Though it’s impossible to live in an urban area and avoid technology, many people do little to no investigation into creation of that technology. Here in Boise, one of our largest employers, Micron, works in myriad technological industries specifically with digital memory. For Boise State students finishing their degree in computer science, this is an exciting prospect. This semester, a senior design class built a game that was commissioned by the global quality department at Micron which will soon train an estimated 30,000-35,000 of their employees worldwide.
“People from industry sponsor by saying ‘We need this project done,’ and students get to choose their topic, and then the teacher picks who fits best for the project, so we all got chosen,” said James Davison, one of the five students who worked on the game said.
Davison, who worked on the project alongside Keaton Gillihan, Rhett Hancock, Cesar Loya, and Taylor Roberts, said that the game would be used to train Micron employees in quality control in many of their different departments. He mentioned that the global quality department realized there was much higher engagement with their information when it was made into a game.
“They gave us the example of the New York Times online crossword puzzle, and were like ‘Here’s some inspiration for kind of what we’re going for,’ and then we asked them for the list of words, because we don’t necessarily know them, and then the format of the crossword we just built it into an app,” said Hancock.
Amanda Moore, global quality communications specialist for Micron said that the game the students designed will play an important role in their department’s role in maintaining high quality and safe products across Micron’s huge network.
“Our current tagline is ‘guardians of the brand,’ so we’re responsible for making sure that not quality issues escape to our customers,” said Moore. “The game that they built is going to help reinforce that messaging in a way that resonates with our whole audience.”
Moore said that the game would be connected to a video of four leaders of major manufacturing environments and then the clues for the crossword would be taken directly from that video. She said this is to communicate the importance of rigor and discipline throughout Micron, and that making it into a game is more interactive.
The students’ contributions to Micron is preparing them to integrate into the workforce easier by showing them what it’s like to work with a real company said the professor of the course, Shane Panter.
“I work with companies, and we work together to get a project that’s small enough in scope to where students can finish them in one semester. Really, all the students are very talented, it’s not a matter of their skills, but it is a matter of time,” Panter said.

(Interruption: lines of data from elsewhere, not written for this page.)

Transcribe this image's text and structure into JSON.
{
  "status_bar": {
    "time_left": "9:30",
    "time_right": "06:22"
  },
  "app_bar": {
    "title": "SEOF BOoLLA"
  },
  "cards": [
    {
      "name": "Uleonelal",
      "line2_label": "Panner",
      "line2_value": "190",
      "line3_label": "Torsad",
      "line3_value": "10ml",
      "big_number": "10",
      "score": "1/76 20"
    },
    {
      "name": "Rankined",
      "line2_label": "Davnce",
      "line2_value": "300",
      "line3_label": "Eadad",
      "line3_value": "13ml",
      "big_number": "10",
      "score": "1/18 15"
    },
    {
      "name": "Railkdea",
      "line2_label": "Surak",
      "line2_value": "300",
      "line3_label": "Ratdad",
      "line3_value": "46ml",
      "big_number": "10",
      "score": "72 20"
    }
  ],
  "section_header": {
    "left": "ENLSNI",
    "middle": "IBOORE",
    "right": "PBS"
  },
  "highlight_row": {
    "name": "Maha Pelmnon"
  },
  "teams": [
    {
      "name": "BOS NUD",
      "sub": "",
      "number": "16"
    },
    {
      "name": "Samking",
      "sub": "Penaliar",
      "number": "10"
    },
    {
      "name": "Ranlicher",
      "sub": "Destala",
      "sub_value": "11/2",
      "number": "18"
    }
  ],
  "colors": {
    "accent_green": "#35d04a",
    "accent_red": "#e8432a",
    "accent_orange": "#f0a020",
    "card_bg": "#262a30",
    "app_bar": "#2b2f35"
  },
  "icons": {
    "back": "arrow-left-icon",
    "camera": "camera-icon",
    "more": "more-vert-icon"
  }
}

Panter said that on top of giving students professional experience, it also exposes them to the stakes that a project has in the real world, such as the fact that sometimes roadblocks arise. Though the game for Micron may never have been stopped altogether, the students still got to experience what working for a technology company might mean in the near future.
Classes such as the senior design class help Boise State students adjust to the impending possibility of joining the workforce in their field after graduation. By working with large and important companies, students gain first-hand knowledge about what it means to be an employee in these environments as well as ways they may be able to apply their hard-earned degrees in a way they enjoy.